But ok, I'm done analyzing children's cartoons.
Now consider this: if I do not accept my true identity, as well as (a) the responsibility that comes with living it, and (b) the vulnerability that comes with revealing it to others, then I am safe; but I am also essentially powerless, for, ultimately, I cannot love properly. If I hide my face behind a mask, and choose to identify myself with it – whether out of self-loathing, the desire to please others, the desire to conform, or whatever else - then I cannot love; I can only lie. I can only engage in empty, twisted actions. The human person was created to love. But before he can do what he was made to do, he must be who he was made to be. I think of (oops, not really done with children's cartoons) the eerie spirit called “No-Face” in Hayao Miyazaki's Spirited Away: without the anchor of identity, he's aimless, reckless, gluttonous, deceptive – and, as he says to Chihiro: “I'm lonely, I'm lonely!”
Now, to be completely honest, neither ancient Greek gods nor anthropomorphic lions nor masked Japanese spirits play a substantial role in my day-to-day life. How can all this be applied to me, along with any other socially awkward girl out there?

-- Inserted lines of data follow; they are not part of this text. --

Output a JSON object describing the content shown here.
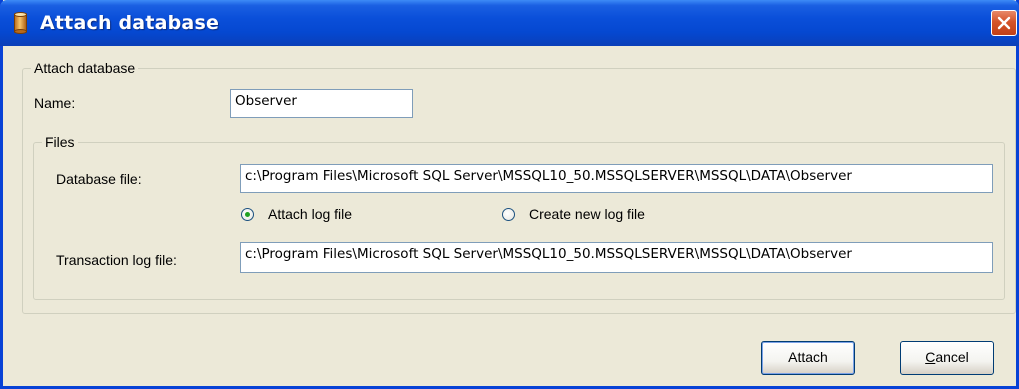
{
  "window": {
    "title": "Attach database",
    "close_label": "×"
  },
  "attach_group": {
    "legend": "Attach database",
    "name_label": "Name:",
    "name_value": "Observer"
  },
  "files_group": {
    "legend": "Files",
    "database_file_label": "Database file:",
    "database_file_value": "c:\\Program Files\\Microsoft SQL Server\\MSSQL10_50.MSSQLSERVER\\MSSQL\\DATA\\Observer",
    "attach_log_label": "Attach log file",
    "attach_log_selected": true,
    "create_log_label": "Create new log file",
    "create_log_selected": false,
    "transaction_log_label": "Transaction log file:",
    "transaction_log_value": "c:\\Program Files\\Microsoft SQL Server\\MSSQL10_50.MSSQLSERVER\\MSSQL\\DATA\\Observer"
  },
  "buttons": {
    "attach_label": "Attach",
    "cancel_label": "Cancel"
  },
  "colors": {
    "titlebar": "#0548d1",
    "dialog_background": "#ece9d8",
    "close_button": "#d4542a",
    "radio_dot": "#21a121"
  },
  "icons": {
    "app": "database-cylinder-icon",
    "close": "close-icon"
  }
}
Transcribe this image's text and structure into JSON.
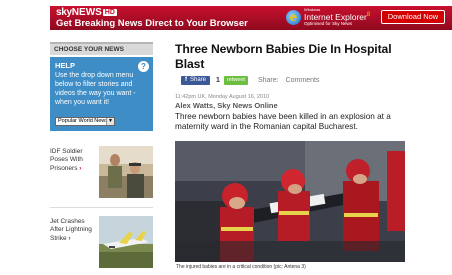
{
  "banner": {
    "brand": "sky",
    "brand_news": "NEWS",
    "brand_hd": "HD",
    "tagline": "Get Breaking News Direct to Your Browser",
    "ie_windows": "Windows",
    "ie_name": "Internet Explorer",
    "ie_version": "8",
    "ie_optimised": "Optimised for Sky News",
    "download_label": "Download Now",
    "colors": {
      "banner_red": "#c8102e",
      "button_red": "#d40000"
    }
  },
  "sidebar": {
    "header": "CHOOSE YOUR NEWS",
    "help": {
      "title": "HELP",
      "icon": "question-icon",
      "text": "Use the drop down menu below to filter stories and videos the way you want - when you want it!",
      "select_value": "Popular World News"
    },
    "stories": [
      {
        "title": "IDF Soldier Poses With Prisoners",
        "chevron": "›"
      },
      {
        "title": "Jet Crashes After Lightning Strike",
        "chevron": "›"
      }
    ]
  },
  "article": {
    "headline": "Three Newborn Babies Die In Hospital Blast",
    "share_label": "Share",
    "share_count": "1",
    "retweet_label": "retweet",
    "share_text": "Share:",
    "comments_text": "Comments",
    "date": "11:42pm UK, Monday August 16, 2010",
    "byline": "Alex Watts, Sky News Online",
    "summary": "Three newborn babies have been killed in an explosion at a maternity ward in the Romanian capital Bucharest.",
    "caption": "The injured babies are in a critical condition (pic: Antena 3)"
  }
}
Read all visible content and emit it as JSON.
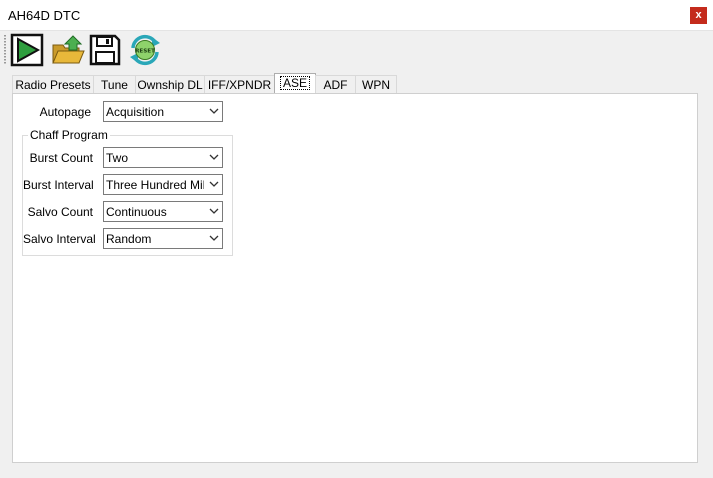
{
  "window": {
    "title": "AH64D DTC",
    "close_label": "x"
  },
  "toolbar": {
    "buttons": [
      {
        "name": "play",
        "icon": "play-icon"
      },
      {
        "name": "open",
        "icon": "folder-open-icon"
      },
      {
        "name": "save",
        "icon": "save-icon"
      },
      {
        "name": "reset",
        "icon": "reset-icon",
        "label": "RESET"
      }
    ]
  },
  "tabs": [
    {
      "label": "Radio Presets"
    },
    {
      "label": "Tune"
    },
    {
      "label": "Ownship DL"
    },
    {
      "label": "IFF/XPNDR"
    },
    {
      "label": "ASE",
      "active": true
    },
    {
      "label": "ADF"
    },
    {
      "label": "WPN"
    }
  ],
  "ase": {
    "autopage": {
      "label": "Autopage",
      "value": "Acquisition"
    },
    "chaff_program": {
      "title": "Chaff Program",
      "burst_count": {
        "label": "Burst Count",
        "value": "Two"
      },
      "burst_interval": {
        "label": "Burst Interval",
        "value": "Three Hundred Millisec"
      },
      "salvo_count": {
        "label": "Salvo Count",
        "value": "Continuous"
      },
      "salvo_interval": {
        "label": "Salvo Interval",
        "value": "Random"
      }
    }
  },
  "colors": {
    "close_button": "#c42b1c",
    "play_green": "#2e9e3e",
    "folder_yellow": "#e8b83a",
    "upload_green": "#4caf50"
  }
}
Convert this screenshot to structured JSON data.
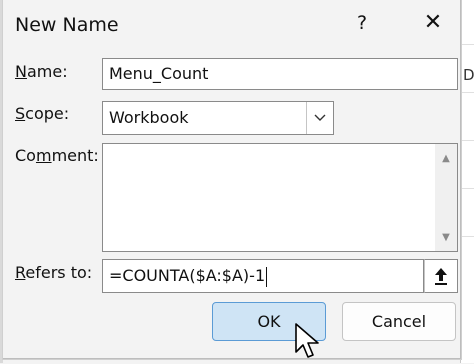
{
  "dialog": {
    "title": "New Name",
    "help_label": "?",
    "close_label": "✕"
  },
  "fields": {
    "name": {
      "label_accel": "N",
      "label_rest": "ame:",
      "value": "Menu_Count"
    },
    "scope": {
      "label_accel": "S",
      "label_rest": "cope:",
      "value": "Workbook"
    },
    "comment": {
      "label_pre": "Co",
      "label_accel": "m",
      "label_rest": "ment:",
      "value": ""
    },
    "refers_to": {
      "label_accel": "R",
      "label_rest": "efers to:",
      "value": "=COUNTA($A:$A)-1"
    }
  },
  "buttons": {
    "ok": "OK",
    "cancel": "Cancel"
  },
  "background": {
    "column_letter": "D"
  },
  "icons": {
    "scope_dropdown": "chevron-down-icon",
    "collapse": "arrow-up-icon",
    "cursor": "mouse-pointer-icon"
  },
  "colors": {
    "ok_fill": "#cfe4f5",
    "ok_border": "#5b9bd5",
    "dialog_bg": "#f3f3f3"
  }
}
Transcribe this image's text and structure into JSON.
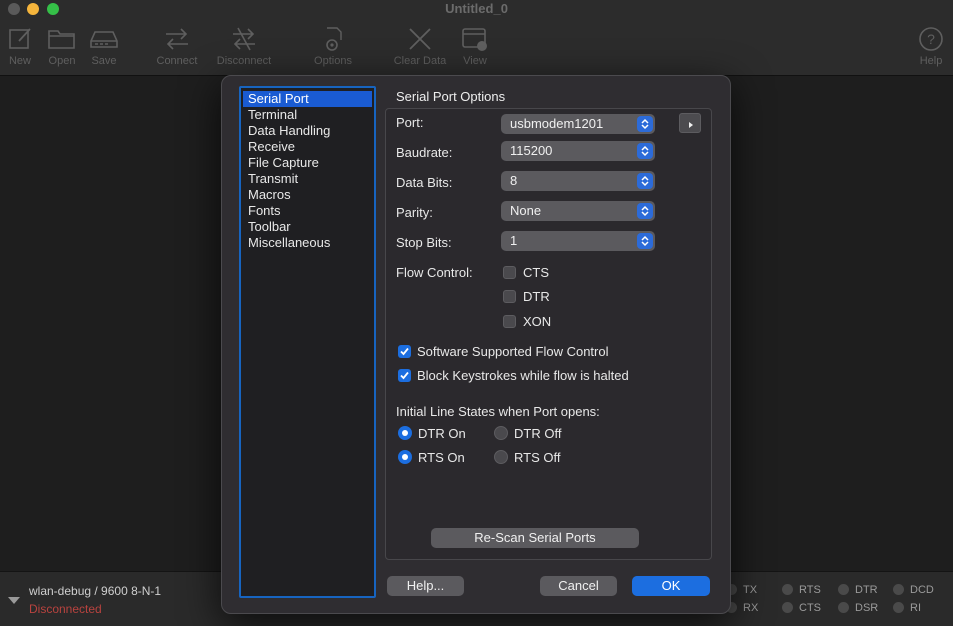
{
  "window": {
    "title": "Untitled_0"
  },
  "toolbar": {
    "new": "New",
    "open": "Open",
    "save": "Save",
    "connect": "Connect",
    "disconnect": "Disconnect",
    "options": "Options",
    "clear_data": "Clear Data",
    "view": "View",
    "help": "Help"
  },
  "statusbar": {
    "connection": "wlan-debug / 9600 8-N-1",
    "state": "Disconnected",
    "lines": {
      "tx": "TX",
      "rx": "RX",
      "rts": "RTS",
      "cts": "CTS",
      "dtr": "DTR",
      "dsr": "DSR",
      "dcd": "DCD",
      "ri": "RI"
    }
  },
  "dialog": {
    "categories": [
      "Serial Port",
      "Terminal",
      "Data Handling",
      "Receive",
      "File Capture",
      "Transmit",
      "Macros",
      "Fonts",
      "Toolbar",
      "Miscellaneous"
    ],
    "selected_category": "Serial Port",
    "group_title": "Serial Port Options",
    "fields": {
      "port": {
        "label": "Port:",
        "value": "usbmodem1201"
      },
      "baudrate": {
        "label": "Baudrate:",
        "value": "115200"
      },
      "data_bits": {
        "label": "Data Bits:",
        "value": "8"
      },
      "parity": {
        "label": "Parity:",
        "value": "None"
      },
      "stop_bits": {
        "label": "Stop Bits:",
        "value": "1"
      }
    },
    "flow_control": {
      "label": "Flow Control:",
      "cts": {
        "label": "CTS",
        "checked": false
      },
      "dtr": {
        "label": "DTR",
        "checked": false
      },
      "xon": {
        "label": "XON",
        "checked": false
      }
    },
    "software_flow": {
      "label": "Software Supported Flow Control",
      "checked": true
    },
    "block_keystrokes": {
      "label": "Block Keystrokes while flow is halted",
      "checked": true
    },
    "line_states": {
      "label": "Initial Line States when Port opens:",
      "dtr_on": "DTR On",
      "dtr_off": "DTR Off",
      "rts_on": "RTS On",
      "rts_off": "RTS Off",
      "dtr_selected": "DTR On",
      "rts_selected": "RTS On"
    },
    "rescan_label": "Re-Scan Serial Ports",
    "help_label": "Help...",
    "cancel_label": "Cancel",
    "ok_label": "OK"
  },
  "colors": {
    "accent": "#1c6ee0",
    "selection": "#1a5bd2",
    "disconnected": "#b9433f"
  }
}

Like this: by always striving for wonder, gratitude and sincerity in our interactions with other people. In the end, I'm thankful for the thrill of intimacy that comes with the glance of every stranger, even when it is accompanied by awkwardness or self-consciousness. I'm glad for the gift of the other, as strange as he or she always is, even after years of familiarity: always strange, but always beautiful. Most of all, I am thankful to have been given a face – a part of my identity through which the microcosm of my soul can bridge the gap into your own. Who can quite explain the magic magnetism of eye contact? It is the simultaneous consciousness of two people that “I am looking into his eyes, he is looking into mine, we both know it, and we both know that the other knows.” What happens when we dare to really look? Every time is an opportunity precious as gold: the human face unfolds to reveal what lies beyond. Let's take every opportunity. Let's dare to look. Let's resolve to live out the common human vocation to know the other, and to be likewise known by him.
Image: "The Baleful Head" from Edward Burne-Jones' Perseus Cycle. Interesting note from commentary I once read on the painting: Perseus is showing Andromeda Medusa's reflection in the (pool? birdbath's?) surface, because obviously, Medusa is so ugly that she'll turn ya to stone if you look at her directly, even when she's dead. Also obvious is the fact that Perseus is checking out the object of his budding affections to see how impressed she is. But if you look into the water's surface and follow Andromeda's eyes, you'll see that she's not looking at Medusa at all. She's just as engrossed in Perseus as he is in her. GAH SO MANY FACES AND EYES AND GLANCES AND MEANINGS.
and FEELINGS, for this Pre-Raphaelite-obsessed girl.
Thanks for reading, all.